That’s why it’s a journey. “Well, I only chose Oneness 10% of the time today…maybe tomorrow I can choose it 11% of the time”.
With every interaction we have the opportunity to make a choice for Oneness, for enlightenment…or not. But we will never get to Ultimate Oneness without doing it every step of the way, 100% of the time.
Think about Ultimate Oneness: Every single human being making a choice to include another’s interests with their own, 100% of the time. And we have a way to go. (Or we could just all do it now, then we’d be there.)

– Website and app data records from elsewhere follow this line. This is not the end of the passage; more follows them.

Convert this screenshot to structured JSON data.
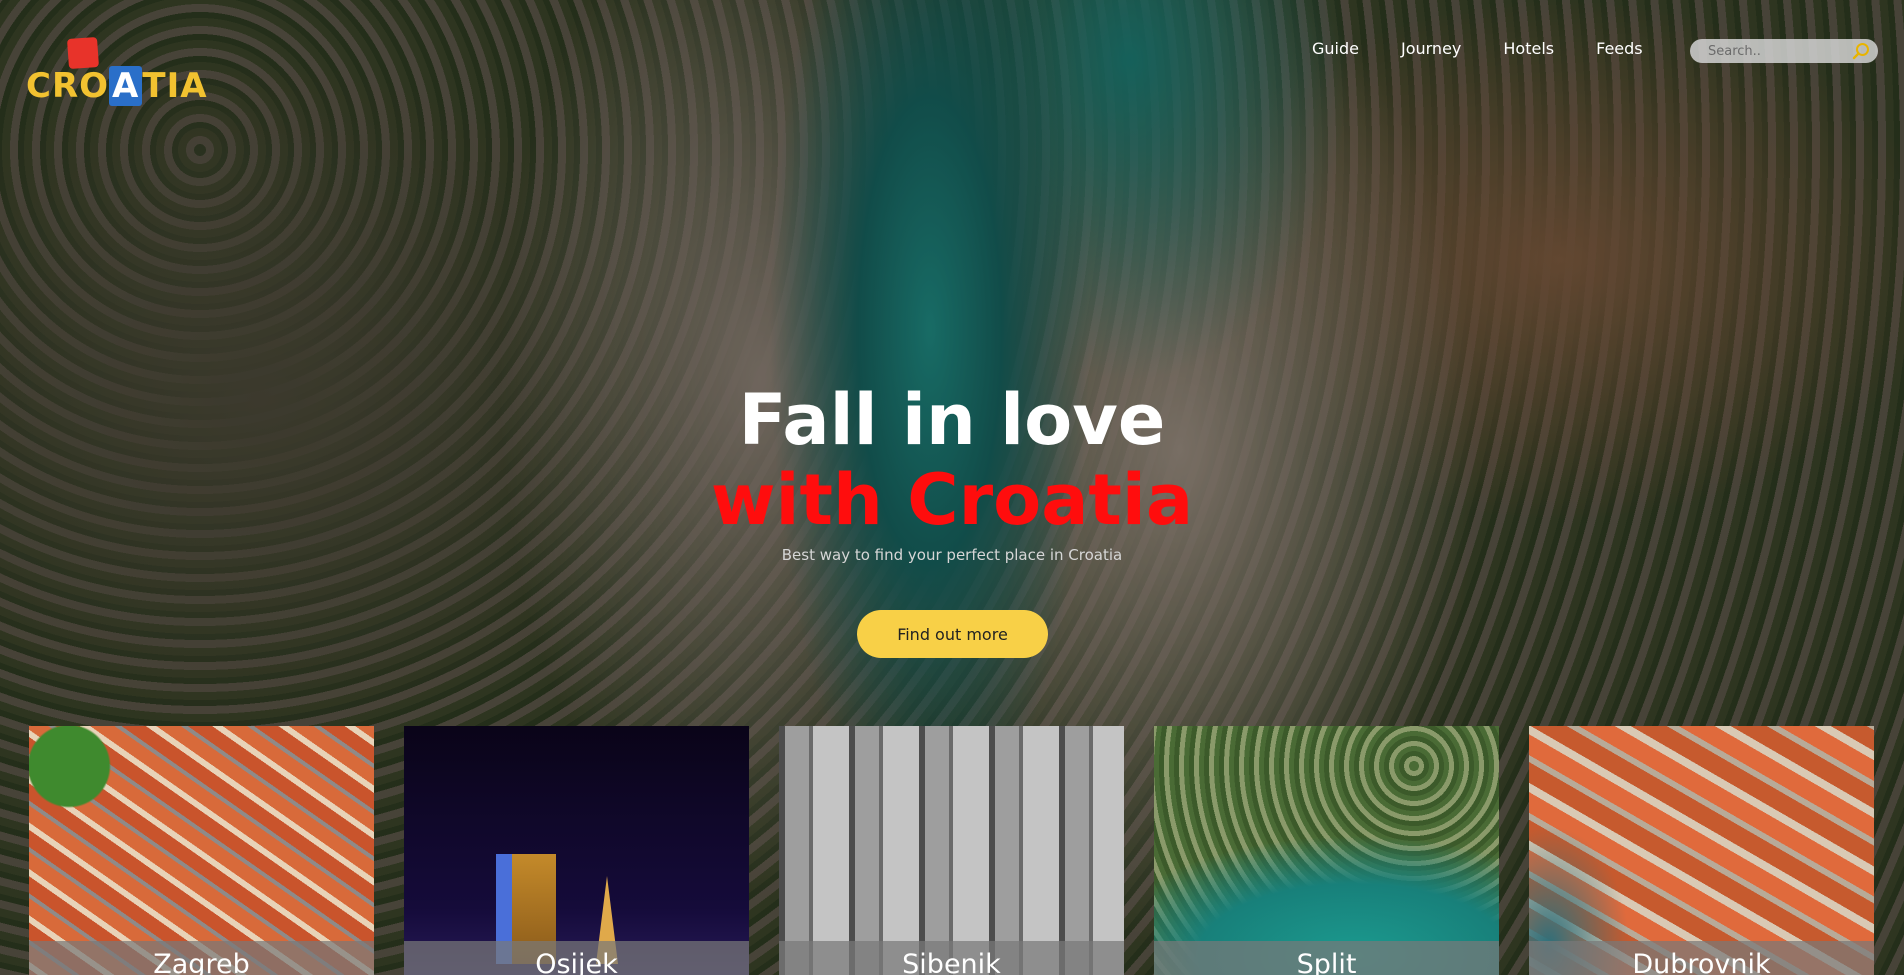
{
  "brand": {
    "logo_text": "CROATIA",
    "logo_colors": {
      "mark": "#e8332a",
      "letters": "#f2c230",
      "accent": "#2a6fc9"
    }
  },
  "nav": {
    "items": [
      {
        "label": "Guide"
      },
      {
        "label": "Journey"
      },
      {
        "label": "Hotels"
      },
      {
        "label": "Feeds"
      }
    ]
  },
  "search": {
    "placeholder": "Search.."
  },
  "hero": {
    "title_line1": "Fall in love",
    "title_line2": "with Croatia",
    "tagline": "Best way to find your perfect place in Croatia",
    "cta_label": "Find out more",
    "colors": {
      "title_line1": "#ffffff",
      "title_line2": "#ff0d0d",
      "cta": "#f8d047"
    }
  },
  "cities": [
    {
      "name": "Zagreb"
    },
    {
      "name": "Osijek"
    },
    {
      "name": "Sibenik"
    },
    {
      "name": "Split"
    },
    {
      "name": "Dubrovnik"
    }
  ]
}
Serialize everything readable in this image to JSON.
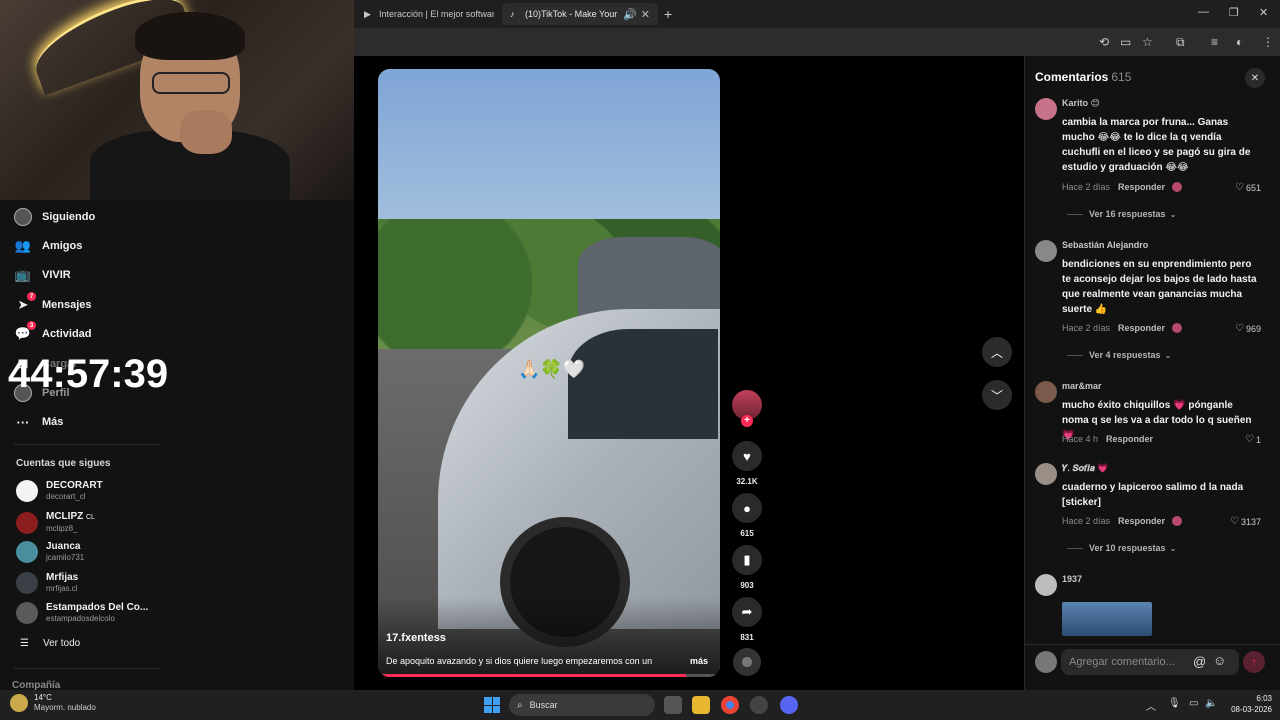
{
  "browser": {
    "tabs": [
      {
        "label": "Interacción | El mejor software g"
      },
      {
        "label": "(10)TikTok - Make Your Day"
      }
    ],
    "new_tab": "+",
    "minimize": "—",
    "restore": "❐",
    "close": "✕"
  },
  "timer": "44:57:39",
  "sidebar": {
    "items": [
      {
        "label": "Siguiendo"
      },
      {
        "label": "Amigos"
      },
      {
        "label": "VIVIR"
      },
      {
        "label": "Mensajes",
        "badge": "7"
      },
      {
        "label": "Actividad",
        "badge": "3"
      },
      {
        "label": "Cargar"
      },
      {
        "label": "Perfil"
      },
      {
        "label": "Más"
      }
    ],
    "following_label": "Cuentas que sigues",
    "accounts": [
      {
        "name": "DECORART",
        "user": "decorart_cl"
      },
      {
        "name": "MCLIPZ",
        "suffix": "CL",
        "user": "mclipz8_"
      },
      {
        "name": "Juanca",
        "user": "jcamilo731"
      },
      {
        "name": "Mrfijas",
        "user": "mrfijas.cl"
      },
      {
        "name": "Estampados Del Co...",
        "user": "estampadosdelcolo"
      }
    ],
    "see_all": "Ver todo",
    "company": "Compañía"
  },
  "video": {
    "author": "17.fxentess",
    "caption": "De apoquito avazando y si dios quiere luego empezaremos con un",
    "more": "más",
    "overlay_emoji": "🙏🏻🍀🤍",
    "progress": 0.9
  },
  "actions": {
    "likes": "32.1K",
    "comments": "615",
    "saves": "903",
    "shares": "831"
  },
  "comments": {
    "title": "Comentarios",
    "count": "615",
    "reply_label": "Responder",
    "items": [
      {
        "name": "Karito 😊",
        "text": "cambia la marca por fruna... Ganas mucho 😂😂 te lo dice la q vendía cuchufli en el liceo y se pagó su gira de estudio y graduación 😂😂",
        "time": "Hace 2 días",
        "likes": "651",
        "view_replies": "Ver 16 respuestas"
      },
      {
        "name": "Sebastián Alejandro",
        "text": "bendiciones en su enprendimiento pero te aconsejo dejar los bajos de lado hasta que realmente vean ganancias mucha suerte 👍",
        "time": "Hace 2 días",
        "likes": "969",
        "view_replies": "Ver 4 respuestas"
      },
      {
        "name": "mar&mar",
        "text": "mucho éxito chiquillos 💗 pónganle noma q se les va a dar todo lo q sueñen 💗",
        "time": "Hace 4 h",
        "likes": "1"
      },
      {
        "name": "𝒀. 𝑺𝒐𝒇𝒊𝒂 💗",
        "text": "cuaderno y lapiceroo salimo d la nada [sticker]",
        "time": "Hace 2 días",
        "likes": "3137",
        "view_replies": "Ver 10 respuestas"
      },
      {
        "name": "1937"
      }
    ],
    "input_placeholder": "Agregar comentario..."
  },
  "taskbar": {
    "temp": "14°C",
    "weather": "Mayorm. nublado",
    "search": "Buscar",
    "time": "6:03",
    "date": "08-03-2026"
  },
  "colors": {
    "accent": "#fe2c55",
    "background": "#121212"
  }
}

The Method: In a sense, the method is what you hear so often from spiritual seekers, gurus, teachers: “Love.” “Be kind.” “Help others.” “Be compassionate.” Yeah. Yeah. Yeah. We got that. The difference is when and how we do it, within the context above.
For me, it’s not too difficult to give love, be compassionate and kind when it’s someone I like, at a time when things are going smoothly, when my emotions are stabile, when I am not worrying about this or that.
But I’ll be damned if it isn’t a bitch to try to be compassionate when I’m the one who’s hurting—especially to be compassionate to the person who hurt me?! Uh…hell, no. You know what I mean?
But the guiding thought is saying this is precisely when I need to be compassionate, when I need to choose not to put distance between myself and another. That is precisely the moment I need to take a step toward enlightenment by thinking and choosing an action that joins rather than alienates.
When lost, help another find; give encouragement; light a path. When in sorrow, be compassionate;
Sometimes this means just being patient, sitting and breathing with someone going through a rough time; sometimes it means holding a hand, giving a hug. When you feel lost, what do you wish, in your heart of hearts that someone would give you? Give that. When you are sad or grieving, what do you wish, in your heart of hearts, that someone would give you? Give that.
When questioning or doubting, give guidance;
You may be experiencing doubt, but that doesn’t mean you don’t have wisdom to share. What encouraging, reassuring words would you like to hear? Give those. It’s ok if the context is completely different with another person. Encouragement and assurance, given from the heart, are received in the same spirit.
When worrying lift the burden of another;
“How can I help?” Sometimes just saying that sincerely to another person is enough. They may just need to hear that someone is willing to help. They may just need to vent, or to cry to an uninvolved person. They may need a ride somewhere, maybe a babysitter, maybe a sandwich. The solution in the moment may be simple and painless for you. You can’t solve their problems; you can’t lift their worry—they need to do that for themselves, but many times what will help in the moment is a small demonstration of care, of showing them they are not alone.
If you are “worried” about not having the time/energy/resources to be able to help someone at that precise moment, don’t verbalize the question. Just say to them in your mind, “how can I help”? This, too, is a connection, a willingness to share the burden. Sometimes something concrete will come as an answer in your mind, like, “offer to run an errand” or “buy him a cup of coffee” or “say, ‘I felt that way too, when >this thing< happened to me’ (but don’t make it about you)”. An answer always comes: “how can I help?”
When hiding, look for light in the eyes of a stranger.
When you are hiding, the last thing you want is to be seen (I’ve been kind of into tautologies lately!). That’s why looking for light in a stranger is safe. You never have to interact with that person again. But it still reinforces the looking for light. Thus it reinforces your light (and the strangers). Just try it.
This is how we “arrive”. We are always both on the journey and arriving with every choice we make in every moment. We make the choice to be what we want to become, to unify, and to join with others. Each time we make a choice which unites rather than separates, we are enlightened, until we all finally, reach ultimate enlightenment.